Fr.: indice Q
In the Johnson → UBV system, a reddening-free parameter which is related to the → effective temperature of stars and thus provides a useful, but rough, discriminant for → spectral types. It is expressed as: Q = (U - B) - 0.72 (B - V).
L.L. quadrangulum, noun use of neuter of L. quadrangulus, quadriangulus "four-cornered," from quadr- variant of quadri- before a vowel "four," akin to quattuor, → four, cognate with Pers. cahâr, as below; → angle.
Cahârgušé, cârguš "four-cornered," from cahâr, câr "four," cognate with L. quattuor, → four, + gušé, guš "corner, angle;" Mid.Pers. gôšak "corner."
An obsolete → constellation created by the French astronomer Jérôme Lalande in 1795. He named it such for the main astronomical instrument, that is → mural quadrant, he used. Quadrans Muralis was located between the constellations → Boötes and → Draco.
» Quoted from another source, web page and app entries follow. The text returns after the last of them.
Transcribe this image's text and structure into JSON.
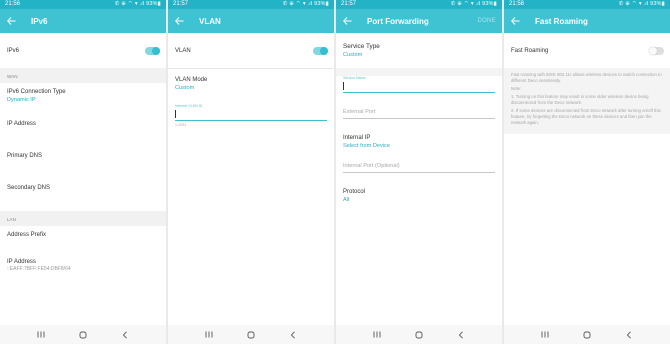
{
  "screens": [
    {
      "time": "21:56",
      "status_icons": "✆ ⊕ ⌔ ▾ .ıl 93%▮",
      "title": "IPv6",
      "rows": {
        "ipv6_label": "IPv6",
        "ipv6_enabled": true,
        "wan_header": "WAN",
        "connection_type_label": "IPv6 Connection Type",
        "connection_type_value": "Dynamic IP",
        "ip_address_label": "IP Address",
        "primary_dns_label": "Primary DNS",
        "secondary_dns_label": "Secondary DNS",
        "lan_header": "LAN",
        "address_prefix_label": "Address Prefix",
        "lan_ip_label": "IP Address",
        "lan_ip_value": "::EAFF:7BFF:FE54:DBF8/64"
      }
    },
    {
      "time": "21:57",
      "status_icons": "✆ ⊕ ⌔ ▾ .ıl 93%▮",
      "title": "VLAN",
      "rows": {
        "vlan_label": "VLAN",
        "vlan_enabled": true,
        "vlan_mode_label": "VLAN Mode",
        "vlan_mode_value": "Custom",
        "internet_vlan_id_label": "Internet VLAN ID",
        "helper": "1-4094"
      }
    },
    {
      "time": "21:57",
      "status_icons": "✆ ⊕ ⌔ ▾ .ıl 93%▮",
      "title": "Port Forwarding",
      "done_label": "DONE",
      "rows": {
        "service_type_label": "Service Type",
        "service_type_value": "Custom",
        "service_name_label": "Service Name",
        "external_port_placeholder": "External Port",
        "internal_ip_label": "Internal IP",
        "internal_ip_value": "Select from Device",
        "internal_port_placeholder": "Internal Port (Optional)",
        "protocol_label": "Protocol",
        "protocol_value": "All"
      }
    },
    {
      "time": "21:58",
      "status_icons": "✆ ⊕ ⌔ ▾ .ıl 93%▮",
      "title": "Fast Roaming",
      "rows": {
        "fast_roaming_label": "Fast Roaming",
        "fast_roaming_enabled": false,
        "description": "Fast roaming with IEEE 802.11r allows wireless devices to switch connection to different Deco seamlessly.",
        "note_label": "Note:",
        "note_1": "1. Turning on this feature may result in some older wireless device being disconnected from the Deco network.",
        "note_2": "2. If some devices are disconnected from Deco network after turning on/off this feature, try forgetting the Deco network on these devices and then join the network again."
      }
    }
  ],
  "navbar": {
    "recents_icon": "recents-icon",
    "home_icon": "home-icon",
    "back_icon": "nav-back-icon"
  },
  "colors": {
    "statusbar": "#22b4c6",
    "appbar": "#3fc3d3",
    "accent": "#27aec2",
    "toggle_on": "#34bfd0"
  }
}
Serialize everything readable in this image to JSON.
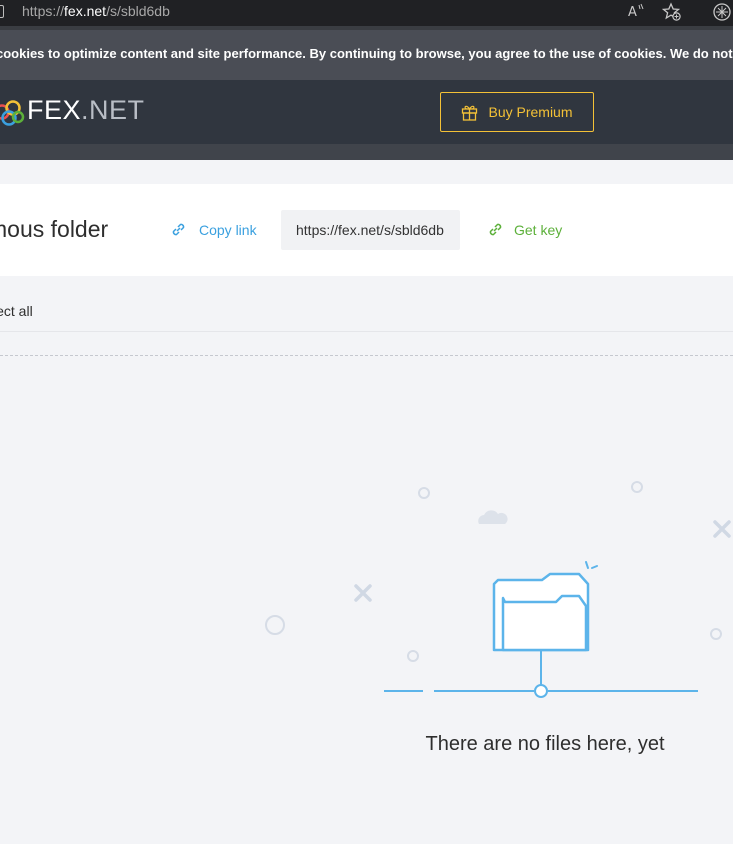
{
  "browser": {
    "url_prefix": "https://",
    "url_domain": "fex.net",
    "url_path": "/s/sbld6db",
    "icons": [
      "read-aloud-icon",
      "favorites-icon",
      "extension-icon"
    ]
  },
  "cookie_banner": {
    "text": "cookies to optimize content and site performance. By continuing to browse, you agree to the use of cookies. We do not use cook"
  },
  "header": {
    "logo_fex": "FEX",
    "logo_net": ".NET",
    "premium_label": "Buy Premium",
    "accent": "#f3c137"
  },
  "folder": {
    "title": "mous folder",
    "copy_link_label": "Copy link",
    "share_url": "https://fex.net/s/sbld6db",
    "get_key_label": "Get key"
  },
  "toolbar": {
    "select_all_label": "lect all"
  },
  "empty_state": {
    "message": "There are no files here, yet",
    "illustration": "empty-folder-illustration"
  },
  "colors": {
    "link_blue": "#3aa0df",
    "key_green": "#5cb03a",
    "illustration_blue": "#5cb4ea",
    "header_bg": "#30363f"
  }
}
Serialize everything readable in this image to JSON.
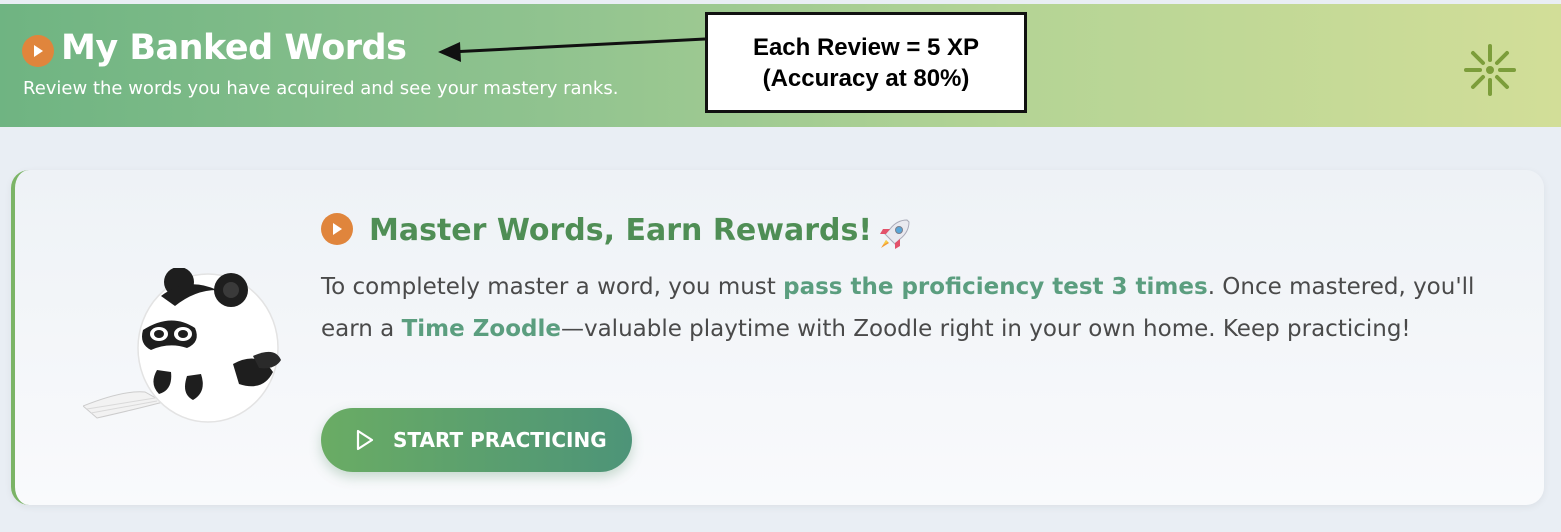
{
  "header": {
    "title": "My Banked Words",
    "subtitle": "Review the words you have acquired and see your mastery ranks."
  },
  "callout": {
    "line1": "Each Review = 5 XP",
    "line2": "(Accuracy at 80%)"
  },
  "card": {
    "title": "Master Words, Earn Rewards!",
    "body": {
      "part1": "To completely master a word, you must ",
      "highlight1": "pass the proficiency test 3 times",
      "part2": ". Once mastered, you'll earn a ",
      "highlight2": "Time Zoodle",
      "part3": "—valuable playtime with Zoodle right in your own home. Keep practicing!"
    },
    "button_label": "START PRACTICING"
  },
  "icons": {
    "header_play": "play-circle-icon",
    "flower": "sparkle-flower-icon",
    "card_play": "play-circle-icon",
    "rocket": "rocket-icon",
    "button": "play-outline-icon",
    "mascot": "panda-mascot-illustration"
  },
  "colors": {
    "accent_orange": "#e0853c",
    "title_green": "#4f8e55",
    "highlight_teal": "#5b9e7f",
    "header_gradient_start": "#6fb482",
    "header_gradient_end": "#d2de98"
  }
}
The name disappeared from astronomical catalogs, but the → meteor shower→ Quadrantids has kept that name.
1) A quarter of a circle; an arc of 90°.
M.E., from L. quadrantem (nominative quadrans) "fourth part."
Cârakân, from cârak + -ân. Cârak "quarter," literally "fourth, a fourth part of one," from câr, variant of cahâr, → four, cognate with L. quattuor, + -ak, contraction of yak "one," from Mid.Pers. êwak (Proto-Iranian *aiua-ka-); O.Pers. aiva- "one, alone;" Av. aēuua- "one, alone" (cf. Skt. éka- "one, alone, single;" Gk. oios "alone, lonely;" L. unus "one;" E. one); -ân nuance suffix.
From L. Quadrant-, from Quadrans Muralis , → mural quadrant.
Of or relating to or resembling a → square.
Quadratic, adj. of quadrate, from L. quadratus p.p. of quadrare "to make square."
Câruši pertaining to câruš "square," from Av. caθruša- "four sides (of a four-sided figure)," from caθru- "four," Mod.Pers. cahâr, câr "four," cognate with L. quattuor, → four.
Fr.: équation quadratique
An equation with the general form of ax2 + bx +c = 0, in which the highest power of the unknown is the second power (square).
Fr.: formule quadratique
A formula relating the unknown part of a → quadratic equation (the roots of the equation, x) to the known parts (a, b, and c): x = (-b± (b2 - 4ac)½) / 2a.
1) cârušeš, câruši; 2) navadân, cârušeš
1) General: The process of making something square; the act of squaring.
From L. quadratura, from quadrat(us) p.p. of quadrare "to make square."
1) Cârušeš verbal noun of cârušidan "to square,"
from câruš "square," from Av. caθruša-,
quadrature of the circle
cârušeš-e parhun, ~ dâyeré
Fr.: quadrature du cercle
Constructing a square whose area equals that of a given circle. This was one of the three geometric problems of antiquity. It was finally proved to be an impossible problem when π was proven to be transcendental by Lindemann in 1882. Same as → squaring the circle.
cahârbar (#), cârbar(#)
A plane figure bounded by four straight lines.
cahârtâ (#), cahârtâyi (#)
Fourfold; consisting of four parts.
M.E. from L. quadruplus, from quadru- + duple, from duplus, from du(o) "two" + -plus "fold."
Cahârtâ, from cahâr, → four, cognate with L. quattuor, + tâ "fold, plait, ply; piece, part" (Mid.Pers. tâg "piece, part").
Fr.: système quadruple
A stellar system consisting of four stars orbiting around a common → center of mass.
cahârqotbé (#), cahârqotbe-yi (#)
A set of either two → electric dipoles or two → magnetic dipoles in close proximity to each other arranged with alternating polarities and acting as a single unit. Quadrupole interactions are much smaller than dipole interactions, but can allow transitions forbidden in dipole moment transitions.
Fr.: anisotropie quadrupolaire
The → anisotropy which is at the origin of the → cosmic microwave background polarization. The quadrupole anisotropy could arise from three types of perturbations: → scalar perturbation, → vector perturbation, and → tensor perturbation
Fr.: lentille quadrupôle
Fr.: moment quadrupolaire
A quantity characterizing an electric charge distribution, determined by the product of the charge density, the second power of the distance from the origin, and a spherical harmonic over the charge distribution.
larzidan; larzé, larz
Fr.: trembler; tremblement
M.E., from O.E. cwacian "to shake, tremble," of unknown origin.
Larzidan, larz "to tremble, shiver," → seismo-.
1) A quality, accomplishment, etc., that fits a person for some function,
office, or the like.